▶ Task to complete: Which lines of the records below contain the word "from"? Copy each of them out.

▶ Information given:

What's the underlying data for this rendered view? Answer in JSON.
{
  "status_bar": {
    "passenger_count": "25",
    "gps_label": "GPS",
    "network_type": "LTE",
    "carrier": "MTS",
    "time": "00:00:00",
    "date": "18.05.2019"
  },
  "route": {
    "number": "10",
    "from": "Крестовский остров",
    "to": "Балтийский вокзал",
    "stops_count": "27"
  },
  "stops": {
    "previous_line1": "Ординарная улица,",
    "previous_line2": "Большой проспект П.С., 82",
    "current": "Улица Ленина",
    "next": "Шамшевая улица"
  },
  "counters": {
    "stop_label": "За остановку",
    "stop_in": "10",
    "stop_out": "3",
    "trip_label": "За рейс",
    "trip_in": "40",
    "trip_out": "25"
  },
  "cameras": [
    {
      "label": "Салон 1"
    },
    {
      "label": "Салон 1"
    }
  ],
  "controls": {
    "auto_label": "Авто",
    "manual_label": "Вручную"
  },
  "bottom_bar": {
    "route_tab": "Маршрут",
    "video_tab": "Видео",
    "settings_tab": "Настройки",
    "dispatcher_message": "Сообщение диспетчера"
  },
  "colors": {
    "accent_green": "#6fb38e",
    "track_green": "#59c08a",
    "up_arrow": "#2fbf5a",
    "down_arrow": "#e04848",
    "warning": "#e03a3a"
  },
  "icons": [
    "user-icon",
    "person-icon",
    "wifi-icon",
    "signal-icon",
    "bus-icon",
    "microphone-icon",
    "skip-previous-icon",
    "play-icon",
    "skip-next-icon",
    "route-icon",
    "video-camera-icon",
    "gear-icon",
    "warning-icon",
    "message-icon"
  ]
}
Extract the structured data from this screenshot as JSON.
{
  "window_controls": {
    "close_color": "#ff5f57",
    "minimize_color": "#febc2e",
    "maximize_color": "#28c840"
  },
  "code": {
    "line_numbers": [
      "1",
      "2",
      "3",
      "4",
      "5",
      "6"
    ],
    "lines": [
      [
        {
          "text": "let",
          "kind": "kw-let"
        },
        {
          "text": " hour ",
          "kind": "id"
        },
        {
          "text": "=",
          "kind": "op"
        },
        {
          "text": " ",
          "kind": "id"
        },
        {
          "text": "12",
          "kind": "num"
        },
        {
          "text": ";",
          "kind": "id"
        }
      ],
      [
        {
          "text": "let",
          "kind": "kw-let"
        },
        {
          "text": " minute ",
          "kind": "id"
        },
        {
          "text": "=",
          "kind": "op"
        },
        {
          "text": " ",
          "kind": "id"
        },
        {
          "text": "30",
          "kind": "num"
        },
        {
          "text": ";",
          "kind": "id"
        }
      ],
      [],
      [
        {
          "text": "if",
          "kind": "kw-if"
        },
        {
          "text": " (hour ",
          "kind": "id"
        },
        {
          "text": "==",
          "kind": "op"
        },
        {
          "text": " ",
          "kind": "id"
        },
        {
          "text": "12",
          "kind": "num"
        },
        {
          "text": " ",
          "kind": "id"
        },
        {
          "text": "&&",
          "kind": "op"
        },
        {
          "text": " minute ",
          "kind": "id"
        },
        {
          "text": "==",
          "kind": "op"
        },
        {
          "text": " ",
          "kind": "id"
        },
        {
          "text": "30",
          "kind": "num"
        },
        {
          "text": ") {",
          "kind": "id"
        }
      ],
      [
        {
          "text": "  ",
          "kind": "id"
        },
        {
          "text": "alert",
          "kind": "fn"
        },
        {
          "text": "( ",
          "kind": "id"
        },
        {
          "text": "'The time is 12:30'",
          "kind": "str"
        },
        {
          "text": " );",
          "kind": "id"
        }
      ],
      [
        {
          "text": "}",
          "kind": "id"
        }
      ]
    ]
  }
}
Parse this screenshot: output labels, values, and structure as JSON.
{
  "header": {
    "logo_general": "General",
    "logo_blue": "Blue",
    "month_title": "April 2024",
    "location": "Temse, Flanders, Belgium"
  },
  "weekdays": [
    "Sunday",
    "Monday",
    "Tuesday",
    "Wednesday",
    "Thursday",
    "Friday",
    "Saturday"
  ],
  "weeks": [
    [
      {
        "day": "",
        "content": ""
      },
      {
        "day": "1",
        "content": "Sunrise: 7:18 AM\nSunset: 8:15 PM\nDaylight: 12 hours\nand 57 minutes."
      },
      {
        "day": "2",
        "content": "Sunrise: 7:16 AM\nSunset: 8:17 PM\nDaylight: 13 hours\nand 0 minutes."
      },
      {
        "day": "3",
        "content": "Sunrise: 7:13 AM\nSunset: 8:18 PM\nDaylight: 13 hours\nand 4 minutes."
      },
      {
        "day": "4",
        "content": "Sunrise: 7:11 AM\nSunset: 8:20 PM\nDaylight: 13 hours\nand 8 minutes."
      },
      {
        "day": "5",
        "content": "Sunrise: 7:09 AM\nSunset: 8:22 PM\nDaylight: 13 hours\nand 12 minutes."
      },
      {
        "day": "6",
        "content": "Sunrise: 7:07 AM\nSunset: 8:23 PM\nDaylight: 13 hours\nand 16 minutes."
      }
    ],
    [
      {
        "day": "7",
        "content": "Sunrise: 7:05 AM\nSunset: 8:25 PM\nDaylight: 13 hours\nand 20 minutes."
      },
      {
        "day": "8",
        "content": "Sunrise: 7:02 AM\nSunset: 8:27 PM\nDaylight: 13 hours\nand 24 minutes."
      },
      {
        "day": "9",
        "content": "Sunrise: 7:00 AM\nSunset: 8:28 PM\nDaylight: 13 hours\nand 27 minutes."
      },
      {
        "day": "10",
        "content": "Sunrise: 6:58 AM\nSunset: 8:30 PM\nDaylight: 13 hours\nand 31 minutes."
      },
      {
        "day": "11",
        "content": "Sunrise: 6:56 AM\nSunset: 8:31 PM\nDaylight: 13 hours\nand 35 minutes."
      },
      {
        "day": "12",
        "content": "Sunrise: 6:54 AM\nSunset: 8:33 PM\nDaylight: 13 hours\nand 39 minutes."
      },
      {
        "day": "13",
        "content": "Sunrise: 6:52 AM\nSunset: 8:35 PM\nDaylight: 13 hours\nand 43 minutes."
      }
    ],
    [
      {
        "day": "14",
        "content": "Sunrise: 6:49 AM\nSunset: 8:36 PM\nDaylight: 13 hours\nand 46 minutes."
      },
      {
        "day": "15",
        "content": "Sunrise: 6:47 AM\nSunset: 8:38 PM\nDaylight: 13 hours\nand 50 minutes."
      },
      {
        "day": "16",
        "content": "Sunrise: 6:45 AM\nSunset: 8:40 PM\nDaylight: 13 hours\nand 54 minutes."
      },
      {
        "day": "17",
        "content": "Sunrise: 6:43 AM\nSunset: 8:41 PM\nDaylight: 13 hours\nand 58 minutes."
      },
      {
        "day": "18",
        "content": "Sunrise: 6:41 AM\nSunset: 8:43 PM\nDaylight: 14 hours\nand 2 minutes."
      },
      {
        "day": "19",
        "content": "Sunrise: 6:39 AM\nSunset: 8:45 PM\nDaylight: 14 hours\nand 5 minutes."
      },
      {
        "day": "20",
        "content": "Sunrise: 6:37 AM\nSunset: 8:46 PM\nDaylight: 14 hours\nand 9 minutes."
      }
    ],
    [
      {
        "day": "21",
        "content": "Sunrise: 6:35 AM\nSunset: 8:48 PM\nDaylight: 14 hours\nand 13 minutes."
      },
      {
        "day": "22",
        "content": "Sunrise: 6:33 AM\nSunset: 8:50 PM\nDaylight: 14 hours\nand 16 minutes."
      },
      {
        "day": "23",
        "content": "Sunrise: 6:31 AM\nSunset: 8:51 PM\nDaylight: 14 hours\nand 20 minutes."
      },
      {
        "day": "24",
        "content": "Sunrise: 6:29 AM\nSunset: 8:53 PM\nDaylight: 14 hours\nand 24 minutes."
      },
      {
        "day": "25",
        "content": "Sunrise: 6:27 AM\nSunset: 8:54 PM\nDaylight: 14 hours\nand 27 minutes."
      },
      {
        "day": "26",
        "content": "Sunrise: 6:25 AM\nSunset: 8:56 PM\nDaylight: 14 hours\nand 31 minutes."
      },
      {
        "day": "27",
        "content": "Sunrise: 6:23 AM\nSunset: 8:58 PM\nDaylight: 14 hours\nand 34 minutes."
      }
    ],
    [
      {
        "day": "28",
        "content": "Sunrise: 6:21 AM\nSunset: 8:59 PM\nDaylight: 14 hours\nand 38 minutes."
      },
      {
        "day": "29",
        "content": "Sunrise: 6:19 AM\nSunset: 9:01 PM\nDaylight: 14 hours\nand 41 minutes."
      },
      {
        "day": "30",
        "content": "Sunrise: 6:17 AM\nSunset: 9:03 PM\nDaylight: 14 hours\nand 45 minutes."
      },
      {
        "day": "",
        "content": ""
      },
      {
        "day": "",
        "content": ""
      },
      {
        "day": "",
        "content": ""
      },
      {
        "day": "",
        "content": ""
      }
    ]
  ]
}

▶ Answer to this problem:
    "from": "Крестовский остров",
Extract the structured data from this screenshot as JSON.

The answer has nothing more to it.